“There are only ten minutes in the life of a pear when it is perfect to eat.”
~Ralph Waldo Emerson

A moment’s window of perfection is so fleeting
in a life of bruises, blemishes and worm holes.
Wait too long and nectar-smooth flesh
softens to mush and rot.

The unknown rests beneath a blushed veneer:
perhaps immature gritty fruit unripened,
or past-prime browning pulp readily
tossed aside for compost.

Our own sweet salvage from warming humus
depends not on flawless flesh down deep inside
but heaven’s grace dropped into our laps;
a perfect pear falls when ripe, tasting like a selfless gift.

“A man watches his pear-tree day after day, impatient for the ripening of the fruit. Let him attempt to force the process, and he may spoil both fruit and tree.
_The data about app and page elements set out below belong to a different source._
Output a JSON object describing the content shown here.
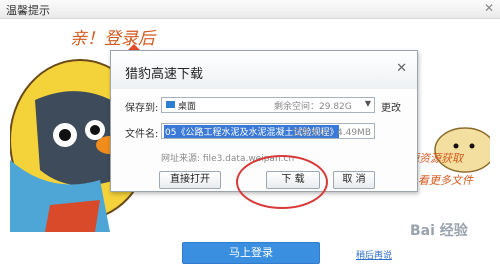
{
  "outer_window": {
    "title": "温馨提示",
    "close": "✕"
  },
  "illustration": {
    "greeting": "亲！登录后",
    "right_text_1": "源资源获取",
    "right_text_2": "看更多文件"
  },
  "dialog": {
    "title": "猎豹高速下载",
    "close": "✕",
    "save_label": "保存到:",
    "save_path": "桌面",
    "free_space": "剩余空间：29.82G",
    "change_link": "更改",
    "file_label": "文件名:",
    "file_name": "05《公路工程水泥及水泥混凝土试验规程》",
    "file_size": "文件大小：4.49MB",
    "source": "网址来源: file3.data.weipan.cn",
    "buttons": {
      "open": "直接打开",
      "download": "下 载",
      "cancel": "取 消"
    }
  },
  "footer": {
    "login": "马上登录",
    "later": "稍后再说"
  },
  "watermark": "Bai 经验"
}
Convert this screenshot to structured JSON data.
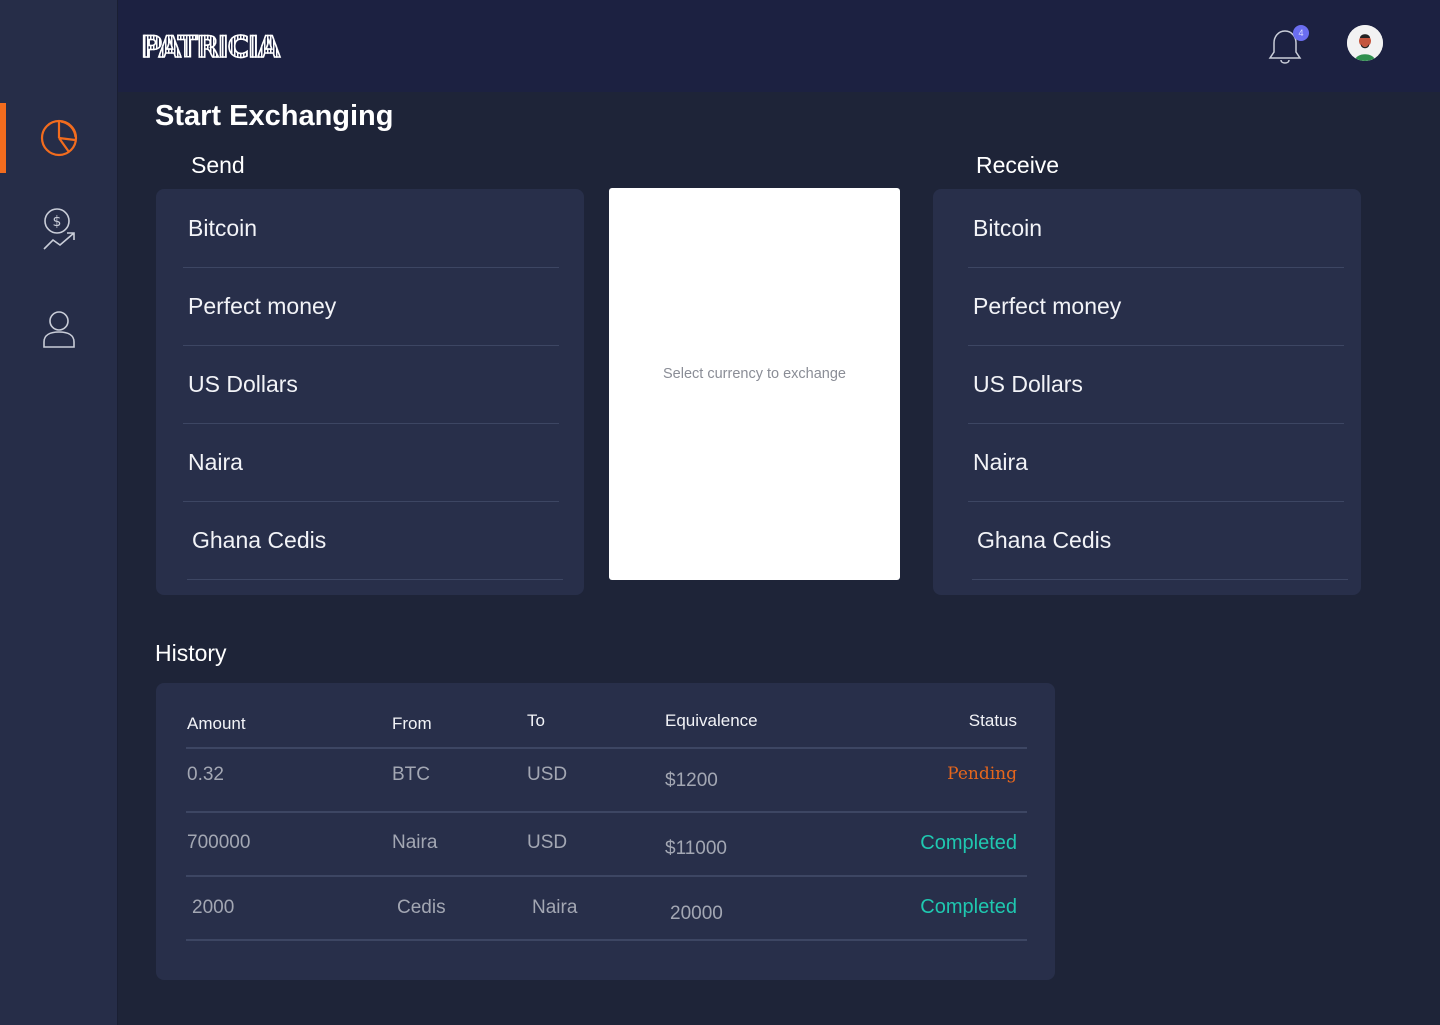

But let him patiently wait, and the ripe pear at length falls into his lap!”
~ Abraham Lincoln